  5. Simulation of flow and transport in petroleum reservoirs involves solving coupled systems of advection-diffusion-reaction equations with nonlinear flux functions, diffusion coefficients, and reactions/wells. It is important to develop numerical schemes that can approximate all three processes at once, and to high order, so that the physics can be well resolved. In this paper, we propose an approach based on high order, finite volume, implicit, Weighted Essentially NonOscillatory (iWENO) schemes. The resulting schemes are locally mass conservative and, being implicit, suited to systems of advection-diffusion-reaction equations. Moreover, our approach gives unconditionally L-stable schemes for smooth solutions to the linear advection-diffusion-reaction equation in the sense of a von Neumann stability analysis. To illustrate our approach, we develop a third order iWENO scheme for the saturation equation of two-phase flow in porous media in two space dimensions. The keys to high order accuracy are to use WENO reconstruction in space (which handles shocks and steep fronts) combined with a two-stage Radau-IIA Runge-Kutta time integrator. The saturation is approximated by its averages over the mesh elements at the current time level and at two future time levels; therefore, the scheme uses two unknowns per grid block per variable, independent of the spatial dimension. Thismore »makes the scheme fairly computationally efficient, both because reconstructions make use of local information that can fit in cache memory, and because the global system has about as small a number of degrees of freedom as possible. The scheme is relatively simple to implement, high order accurate, maintains local mass conservation, applies to general computational meshes, and appears to be robust. Preliminary computational tests show the potential of the scheme to handle advection-diffusion-reaction processes on meshes of quadrilateral gridblocks, and to do so to high order accuracy using relatively long time steps.

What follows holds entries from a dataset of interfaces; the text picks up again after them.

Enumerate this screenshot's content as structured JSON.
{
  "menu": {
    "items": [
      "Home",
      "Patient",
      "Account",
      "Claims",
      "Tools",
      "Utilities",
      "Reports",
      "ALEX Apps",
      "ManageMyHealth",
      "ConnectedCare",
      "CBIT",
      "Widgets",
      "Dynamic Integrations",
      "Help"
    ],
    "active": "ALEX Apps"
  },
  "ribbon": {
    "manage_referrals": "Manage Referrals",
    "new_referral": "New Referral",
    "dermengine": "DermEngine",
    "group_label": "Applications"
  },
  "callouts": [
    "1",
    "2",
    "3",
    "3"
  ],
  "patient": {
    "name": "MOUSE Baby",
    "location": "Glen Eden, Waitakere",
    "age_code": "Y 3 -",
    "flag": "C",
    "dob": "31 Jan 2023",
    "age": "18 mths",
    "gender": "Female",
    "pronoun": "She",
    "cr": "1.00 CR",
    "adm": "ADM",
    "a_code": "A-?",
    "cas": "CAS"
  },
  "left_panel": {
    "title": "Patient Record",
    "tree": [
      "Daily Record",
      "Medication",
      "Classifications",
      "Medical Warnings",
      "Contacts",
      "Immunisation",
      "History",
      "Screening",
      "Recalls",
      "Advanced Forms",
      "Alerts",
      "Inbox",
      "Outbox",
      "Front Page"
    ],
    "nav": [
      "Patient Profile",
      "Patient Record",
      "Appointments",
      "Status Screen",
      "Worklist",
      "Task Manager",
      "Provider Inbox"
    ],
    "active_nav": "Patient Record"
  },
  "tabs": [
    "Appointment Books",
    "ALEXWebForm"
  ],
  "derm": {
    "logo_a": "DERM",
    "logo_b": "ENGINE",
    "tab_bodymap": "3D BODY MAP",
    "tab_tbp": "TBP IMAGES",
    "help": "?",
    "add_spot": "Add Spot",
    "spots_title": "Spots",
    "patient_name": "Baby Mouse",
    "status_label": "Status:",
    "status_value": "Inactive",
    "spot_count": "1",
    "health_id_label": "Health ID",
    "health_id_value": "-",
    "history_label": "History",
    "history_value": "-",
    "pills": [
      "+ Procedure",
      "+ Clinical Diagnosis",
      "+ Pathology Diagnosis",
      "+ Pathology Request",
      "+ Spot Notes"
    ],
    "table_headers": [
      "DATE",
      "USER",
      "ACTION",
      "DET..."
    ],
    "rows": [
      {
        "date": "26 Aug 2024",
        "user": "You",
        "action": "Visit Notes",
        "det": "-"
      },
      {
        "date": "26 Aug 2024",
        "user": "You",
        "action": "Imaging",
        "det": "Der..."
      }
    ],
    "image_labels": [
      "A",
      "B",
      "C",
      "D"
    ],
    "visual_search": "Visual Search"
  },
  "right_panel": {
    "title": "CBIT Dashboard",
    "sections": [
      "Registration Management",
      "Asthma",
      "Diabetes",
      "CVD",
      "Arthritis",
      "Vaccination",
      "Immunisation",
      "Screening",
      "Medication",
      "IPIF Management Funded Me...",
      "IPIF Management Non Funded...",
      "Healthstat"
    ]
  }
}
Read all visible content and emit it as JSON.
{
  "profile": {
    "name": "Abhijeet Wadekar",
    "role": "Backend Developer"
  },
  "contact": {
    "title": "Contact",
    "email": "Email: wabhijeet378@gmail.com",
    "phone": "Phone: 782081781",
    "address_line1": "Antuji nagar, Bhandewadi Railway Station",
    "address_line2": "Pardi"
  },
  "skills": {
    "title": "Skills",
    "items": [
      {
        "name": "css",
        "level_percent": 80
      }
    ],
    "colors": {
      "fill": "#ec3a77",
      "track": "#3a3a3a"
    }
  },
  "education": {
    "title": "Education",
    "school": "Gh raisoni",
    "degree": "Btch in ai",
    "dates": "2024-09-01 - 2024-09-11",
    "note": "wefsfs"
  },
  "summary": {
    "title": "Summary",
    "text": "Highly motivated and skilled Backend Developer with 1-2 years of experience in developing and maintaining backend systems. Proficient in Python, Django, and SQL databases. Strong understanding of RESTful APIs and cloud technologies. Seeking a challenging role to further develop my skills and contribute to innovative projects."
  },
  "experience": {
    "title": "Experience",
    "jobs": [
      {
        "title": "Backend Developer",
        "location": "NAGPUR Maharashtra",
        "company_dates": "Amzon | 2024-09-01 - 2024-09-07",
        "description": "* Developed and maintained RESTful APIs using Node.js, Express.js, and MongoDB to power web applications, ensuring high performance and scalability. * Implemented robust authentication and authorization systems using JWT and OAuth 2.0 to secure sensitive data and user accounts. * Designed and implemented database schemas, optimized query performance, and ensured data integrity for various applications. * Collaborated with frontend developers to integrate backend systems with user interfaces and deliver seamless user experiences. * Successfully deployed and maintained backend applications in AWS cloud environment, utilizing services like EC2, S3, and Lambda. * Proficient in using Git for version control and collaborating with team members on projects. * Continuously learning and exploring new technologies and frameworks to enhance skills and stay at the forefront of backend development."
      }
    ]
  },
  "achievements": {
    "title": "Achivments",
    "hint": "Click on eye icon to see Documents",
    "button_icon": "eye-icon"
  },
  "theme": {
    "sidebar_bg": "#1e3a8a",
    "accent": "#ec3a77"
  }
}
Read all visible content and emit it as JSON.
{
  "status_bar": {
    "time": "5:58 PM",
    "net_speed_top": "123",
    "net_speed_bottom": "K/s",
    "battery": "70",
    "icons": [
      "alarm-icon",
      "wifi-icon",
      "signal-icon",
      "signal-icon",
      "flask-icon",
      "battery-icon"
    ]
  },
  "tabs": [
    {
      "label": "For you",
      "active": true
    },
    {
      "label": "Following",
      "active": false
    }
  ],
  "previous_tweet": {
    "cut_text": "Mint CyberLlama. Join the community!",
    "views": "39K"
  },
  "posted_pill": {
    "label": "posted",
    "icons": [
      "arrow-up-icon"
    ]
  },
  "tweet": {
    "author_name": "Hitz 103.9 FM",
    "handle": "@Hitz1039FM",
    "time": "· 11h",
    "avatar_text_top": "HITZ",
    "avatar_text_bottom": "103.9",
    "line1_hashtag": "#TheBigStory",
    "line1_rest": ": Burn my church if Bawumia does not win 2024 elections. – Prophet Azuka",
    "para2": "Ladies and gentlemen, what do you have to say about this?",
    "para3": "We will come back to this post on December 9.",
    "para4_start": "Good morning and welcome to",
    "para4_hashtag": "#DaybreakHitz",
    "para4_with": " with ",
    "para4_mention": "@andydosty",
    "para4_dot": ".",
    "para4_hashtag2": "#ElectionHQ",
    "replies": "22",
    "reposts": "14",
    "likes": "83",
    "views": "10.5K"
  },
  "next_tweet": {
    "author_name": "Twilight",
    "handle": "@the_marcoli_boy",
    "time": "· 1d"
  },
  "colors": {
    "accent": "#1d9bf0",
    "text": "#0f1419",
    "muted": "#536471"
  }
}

The new scheme can be viewed as a generalization of standard cell-centered finite volume (or finite difference) methods. It achieves high order in both space and time, and it incorporates WENO slope limiting.« less